(1) Whenever by the representation of any credible person on oath, or in case of urgency without oath, it is made to appear to any Justice that a person, able to give material information respecting an indictable offence, is dangerously ill, whereby his evidence will probably be lost if not forthwith taken, such Justice may take the deposition of the person so in danger, touching such offence, in like manner as if a prosecution for the same were then pending before such Justice, and transmit the same to the Attorney-General. And if afterwards, on the trial of any person for the offence to which the deposition relates, or for the murder or manslaughter of the deponent, in case of his death or alleged death by reason of such offence, it is proved to the satisfaction of the Judge that the witness is dead, or unable from illness to attend the trial, or to give evidence, his deposition may be read in evidence for or against the accused, although not taken in the presence or hearing either of the party prosecuting or of such accused person:

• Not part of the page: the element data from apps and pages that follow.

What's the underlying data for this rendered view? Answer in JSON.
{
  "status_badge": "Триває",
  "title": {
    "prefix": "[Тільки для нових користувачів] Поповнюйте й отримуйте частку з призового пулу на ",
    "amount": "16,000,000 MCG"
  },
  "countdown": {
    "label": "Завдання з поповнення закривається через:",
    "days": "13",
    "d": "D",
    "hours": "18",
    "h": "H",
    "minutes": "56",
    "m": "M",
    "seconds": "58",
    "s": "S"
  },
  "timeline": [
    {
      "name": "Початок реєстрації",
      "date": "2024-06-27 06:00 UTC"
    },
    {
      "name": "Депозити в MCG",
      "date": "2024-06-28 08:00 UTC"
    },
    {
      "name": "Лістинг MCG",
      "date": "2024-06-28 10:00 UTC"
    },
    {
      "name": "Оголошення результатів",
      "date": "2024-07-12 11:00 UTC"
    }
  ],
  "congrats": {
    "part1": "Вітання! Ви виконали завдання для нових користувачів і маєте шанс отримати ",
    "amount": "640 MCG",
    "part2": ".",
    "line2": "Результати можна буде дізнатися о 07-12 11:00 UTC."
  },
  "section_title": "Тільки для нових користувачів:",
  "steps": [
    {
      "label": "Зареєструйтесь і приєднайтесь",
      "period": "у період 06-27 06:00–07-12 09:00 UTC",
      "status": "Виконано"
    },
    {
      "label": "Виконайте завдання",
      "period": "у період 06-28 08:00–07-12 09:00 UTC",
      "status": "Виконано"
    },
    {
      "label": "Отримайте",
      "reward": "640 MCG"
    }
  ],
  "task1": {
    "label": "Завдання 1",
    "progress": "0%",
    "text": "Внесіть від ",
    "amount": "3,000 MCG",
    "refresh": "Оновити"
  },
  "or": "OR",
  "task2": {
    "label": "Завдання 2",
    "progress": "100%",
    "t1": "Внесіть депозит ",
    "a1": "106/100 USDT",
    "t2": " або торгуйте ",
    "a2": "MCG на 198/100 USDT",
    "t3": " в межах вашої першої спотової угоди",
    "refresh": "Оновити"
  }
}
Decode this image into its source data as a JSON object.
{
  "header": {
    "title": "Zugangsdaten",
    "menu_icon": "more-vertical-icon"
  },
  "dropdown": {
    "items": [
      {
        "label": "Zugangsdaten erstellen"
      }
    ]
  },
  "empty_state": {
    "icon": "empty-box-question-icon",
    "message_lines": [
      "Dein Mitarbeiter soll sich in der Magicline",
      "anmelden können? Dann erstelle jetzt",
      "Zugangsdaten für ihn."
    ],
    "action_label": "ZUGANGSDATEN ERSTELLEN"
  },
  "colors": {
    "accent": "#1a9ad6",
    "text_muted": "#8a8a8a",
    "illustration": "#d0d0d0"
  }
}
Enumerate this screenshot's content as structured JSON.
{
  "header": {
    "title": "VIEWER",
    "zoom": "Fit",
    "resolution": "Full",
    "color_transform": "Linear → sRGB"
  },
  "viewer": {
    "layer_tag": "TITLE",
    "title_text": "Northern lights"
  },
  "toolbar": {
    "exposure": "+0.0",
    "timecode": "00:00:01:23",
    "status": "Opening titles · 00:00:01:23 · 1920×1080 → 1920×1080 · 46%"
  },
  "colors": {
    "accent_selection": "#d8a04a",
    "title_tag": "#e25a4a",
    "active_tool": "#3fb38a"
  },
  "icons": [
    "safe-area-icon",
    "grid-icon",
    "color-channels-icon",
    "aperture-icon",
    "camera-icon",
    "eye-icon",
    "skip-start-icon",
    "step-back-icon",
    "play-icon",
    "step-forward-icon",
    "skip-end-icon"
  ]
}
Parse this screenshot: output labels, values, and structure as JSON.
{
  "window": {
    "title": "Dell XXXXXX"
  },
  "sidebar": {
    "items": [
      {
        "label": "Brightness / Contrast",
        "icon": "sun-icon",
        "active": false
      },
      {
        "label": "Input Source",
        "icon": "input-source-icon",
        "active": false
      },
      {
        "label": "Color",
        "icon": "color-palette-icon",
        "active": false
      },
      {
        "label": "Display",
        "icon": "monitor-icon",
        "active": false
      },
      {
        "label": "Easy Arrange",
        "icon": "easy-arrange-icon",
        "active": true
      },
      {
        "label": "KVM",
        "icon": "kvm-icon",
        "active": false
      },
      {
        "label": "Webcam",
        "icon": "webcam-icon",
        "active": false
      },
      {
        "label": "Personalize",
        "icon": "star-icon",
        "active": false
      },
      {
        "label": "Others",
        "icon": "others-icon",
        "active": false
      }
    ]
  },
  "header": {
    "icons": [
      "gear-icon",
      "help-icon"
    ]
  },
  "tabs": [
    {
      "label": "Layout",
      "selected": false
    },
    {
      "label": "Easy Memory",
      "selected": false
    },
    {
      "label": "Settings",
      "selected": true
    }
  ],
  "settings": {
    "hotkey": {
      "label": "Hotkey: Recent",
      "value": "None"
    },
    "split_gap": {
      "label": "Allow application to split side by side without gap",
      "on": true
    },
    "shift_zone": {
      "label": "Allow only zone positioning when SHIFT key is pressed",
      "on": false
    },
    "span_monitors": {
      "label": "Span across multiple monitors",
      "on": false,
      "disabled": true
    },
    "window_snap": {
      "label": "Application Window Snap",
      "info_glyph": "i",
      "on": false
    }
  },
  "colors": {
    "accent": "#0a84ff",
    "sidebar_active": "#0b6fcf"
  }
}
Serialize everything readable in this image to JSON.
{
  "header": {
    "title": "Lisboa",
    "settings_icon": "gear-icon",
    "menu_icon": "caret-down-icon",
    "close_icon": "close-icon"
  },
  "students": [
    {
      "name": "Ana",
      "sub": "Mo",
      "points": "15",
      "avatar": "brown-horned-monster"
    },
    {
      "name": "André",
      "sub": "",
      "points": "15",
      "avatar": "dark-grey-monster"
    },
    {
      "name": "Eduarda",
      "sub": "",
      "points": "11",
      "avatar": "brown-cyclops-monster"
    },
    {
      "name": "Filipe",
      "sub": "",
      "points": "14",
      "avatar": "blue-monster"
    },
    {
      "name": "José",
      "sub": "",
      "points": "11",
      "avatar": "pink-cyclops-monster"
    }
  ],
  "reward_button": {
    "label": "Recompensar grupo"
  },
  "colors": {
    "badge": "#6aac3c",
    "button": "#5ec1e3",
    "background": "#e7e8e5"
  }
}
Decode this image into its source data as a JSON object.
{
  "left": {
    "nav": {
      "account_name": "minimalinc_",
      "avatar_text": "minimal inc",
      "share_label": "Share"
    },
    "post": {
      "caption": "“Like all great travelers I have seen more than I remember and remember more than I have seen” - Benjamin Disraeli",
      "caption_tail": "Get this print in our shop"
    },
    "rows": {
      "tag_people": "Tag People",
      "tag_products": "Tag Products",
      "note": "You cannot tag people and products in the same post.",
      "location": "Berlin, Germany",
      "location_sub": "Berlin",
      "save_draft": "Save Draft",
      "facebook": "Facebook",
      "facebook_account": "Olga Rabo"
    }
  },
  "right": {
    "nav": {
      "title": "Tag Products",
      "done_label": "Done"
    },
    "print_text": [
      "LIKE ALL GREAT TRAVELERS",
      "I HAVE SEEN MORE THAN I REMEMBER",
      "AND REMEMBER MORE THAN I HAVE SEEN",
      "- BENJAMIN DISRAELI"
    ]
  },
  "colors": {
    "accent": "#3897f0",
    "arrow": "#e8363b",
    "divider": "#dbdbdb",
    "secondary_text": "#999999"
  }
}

Provided always that:(1) Every such deposition shall be in the form, or substantially in the form, contained in the Fifth Schedule, and shall be subscribed by the Justice taking the same, of which fact, and that, such deposition was duly taken by him under this section, the deposition itself, if purporting to be signed by such Justice, shall be sufficient proof.(2) A copy of every such deposition shall be delivered to every person whom the same may affect criminally, as soon after the taking thereof as shall be practicable.(3) If practicable, every such person shall, before being committed or placed on his trial, have full opportunity afforded him, if he thinks fit, for the cross-examination of any such deponent, for which purpose any Judge or magistrate may, by any order or orders in writing, cause any person in custody to be conveyed to any place mentioned in any such order, and afterwards to be returned to that custody.(2) A copy of the deposition shall be forwarded by the Attorney General to the Director of Public Prosecutions.